[Stored records]

---*---

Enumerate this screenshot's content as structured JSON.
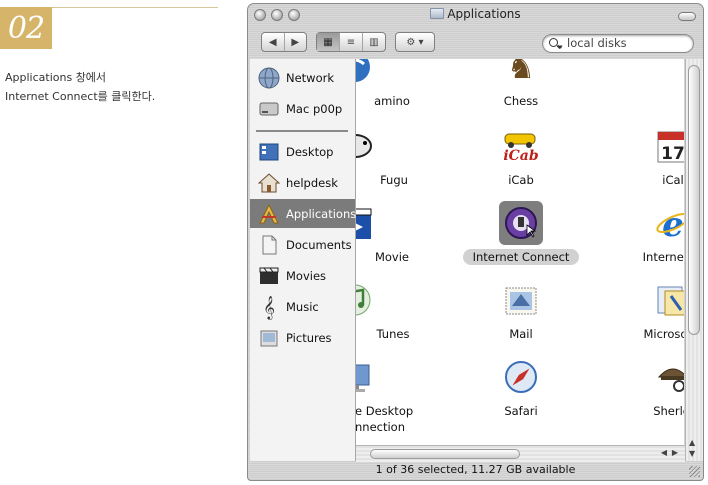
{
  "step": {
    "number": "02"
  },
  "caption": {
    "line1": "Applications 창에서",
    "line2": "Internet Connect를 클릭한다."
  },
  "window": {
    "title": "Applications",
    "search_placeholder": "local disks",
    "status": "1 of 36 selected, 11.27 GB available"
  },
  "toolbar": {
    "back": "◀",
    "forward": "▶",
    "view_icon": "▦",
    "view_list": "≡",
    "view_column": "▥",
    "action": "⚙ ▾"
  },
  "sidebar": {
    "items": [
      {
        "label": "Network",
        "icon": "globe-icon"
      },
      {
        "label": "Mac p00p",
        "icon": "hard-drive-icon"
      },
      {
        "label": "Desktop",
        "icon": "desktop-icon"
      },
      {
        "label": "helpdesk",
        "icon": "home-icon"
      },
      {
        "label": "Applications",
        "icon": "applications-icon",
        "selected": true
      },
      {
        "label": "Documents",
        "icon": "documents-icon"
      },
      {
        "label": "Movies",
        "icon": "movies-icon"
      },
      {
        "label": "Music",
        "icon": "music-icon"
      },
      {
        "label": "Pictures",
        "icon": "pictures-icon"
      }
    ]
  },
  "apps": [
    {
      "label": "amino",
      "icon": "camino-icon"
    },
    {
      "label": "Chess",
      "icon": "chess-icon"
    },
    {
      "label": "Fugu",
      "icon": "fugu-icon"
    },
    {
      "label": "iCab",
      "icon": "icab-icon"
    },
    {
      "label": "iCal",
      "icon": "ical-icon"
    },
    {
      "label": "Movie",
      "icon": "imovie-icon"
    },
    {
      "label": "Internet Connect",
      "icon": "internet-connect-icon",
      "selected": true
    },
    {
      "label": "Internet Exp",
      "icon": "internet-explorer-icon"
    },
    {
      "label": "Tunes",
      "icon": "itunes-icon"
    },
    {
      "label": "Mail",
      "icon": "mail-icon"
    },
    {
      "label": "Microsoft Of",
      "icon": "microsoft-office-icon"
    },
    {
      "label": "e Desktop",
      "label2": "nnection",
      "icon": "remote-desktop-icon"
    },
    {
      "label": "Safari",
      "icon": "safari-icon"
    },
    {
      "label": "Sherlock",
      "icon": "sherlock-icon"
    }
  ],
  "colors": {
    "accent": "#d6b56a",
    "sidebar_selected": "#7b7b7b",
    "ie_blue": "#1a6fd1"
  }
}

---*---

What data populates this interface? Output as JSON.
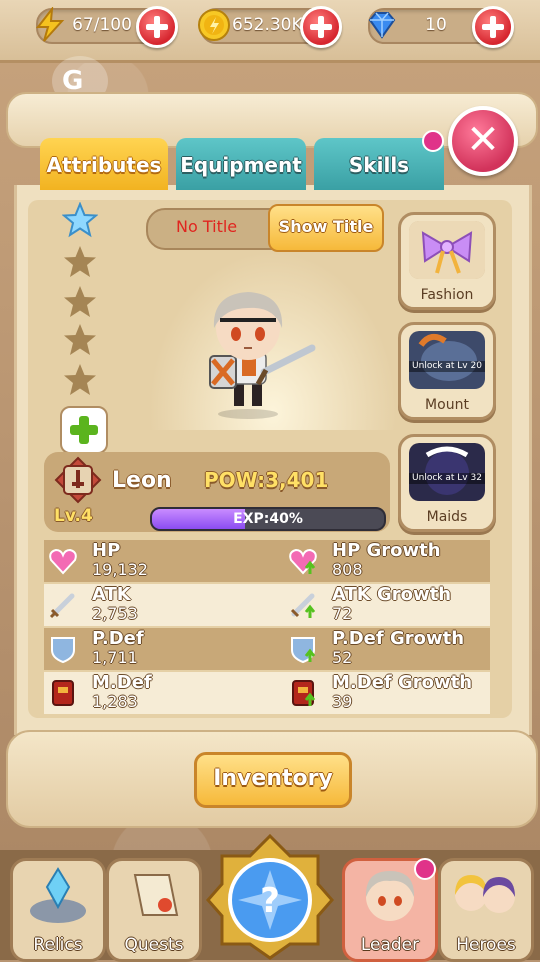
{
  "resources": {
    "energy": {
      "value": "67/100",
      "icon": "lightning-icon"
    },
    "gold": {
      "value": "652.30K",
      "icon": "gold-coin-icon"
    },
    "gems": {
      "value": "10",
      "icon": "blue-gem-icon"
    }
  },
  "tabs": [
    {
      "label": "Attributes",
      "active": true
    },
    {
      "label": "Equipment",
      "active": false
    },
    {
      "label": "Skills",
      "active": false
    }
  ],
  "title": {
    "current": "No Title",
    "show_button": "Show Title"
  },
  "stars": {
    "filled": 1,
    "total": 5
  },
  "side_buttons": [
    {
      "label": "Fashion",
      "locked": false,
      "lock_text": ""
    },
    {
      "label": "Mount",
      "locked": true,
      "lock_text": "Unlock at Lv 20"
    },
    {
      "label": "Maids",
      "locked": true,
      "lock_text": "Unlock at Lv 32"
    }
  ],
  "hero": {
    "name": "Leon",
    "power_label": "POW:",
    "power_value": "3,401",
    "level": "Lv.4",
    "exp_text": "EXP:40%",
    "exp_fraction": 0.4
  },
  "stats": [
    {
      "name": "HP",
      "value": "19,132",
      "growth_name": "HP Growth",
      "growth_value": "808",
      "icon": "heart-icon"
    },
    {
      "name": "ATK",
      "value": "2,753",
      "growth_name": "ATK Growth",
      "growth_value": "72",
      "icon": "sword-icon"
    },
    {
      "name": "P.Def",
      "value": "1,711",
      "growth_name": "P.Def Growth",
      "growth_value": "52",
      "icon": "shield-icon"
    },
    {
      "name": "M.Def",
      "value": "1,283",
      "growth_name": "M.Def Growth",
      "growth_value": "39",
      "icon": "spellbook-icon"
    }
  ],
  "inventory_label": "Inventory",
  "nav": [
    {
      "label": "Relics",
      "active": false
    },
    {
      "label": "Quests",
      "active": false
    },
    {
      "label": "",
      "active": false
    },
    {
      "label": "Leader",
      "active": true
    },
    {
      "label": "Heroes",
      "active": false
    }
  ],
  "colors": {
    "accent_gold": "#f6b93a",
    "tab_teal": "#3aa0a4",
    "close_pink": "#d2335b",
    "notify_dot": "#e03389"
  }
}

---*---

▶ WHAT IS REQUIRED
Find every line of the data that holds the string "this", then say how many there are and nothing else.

▶ REPLY TO THE EXERCISE
2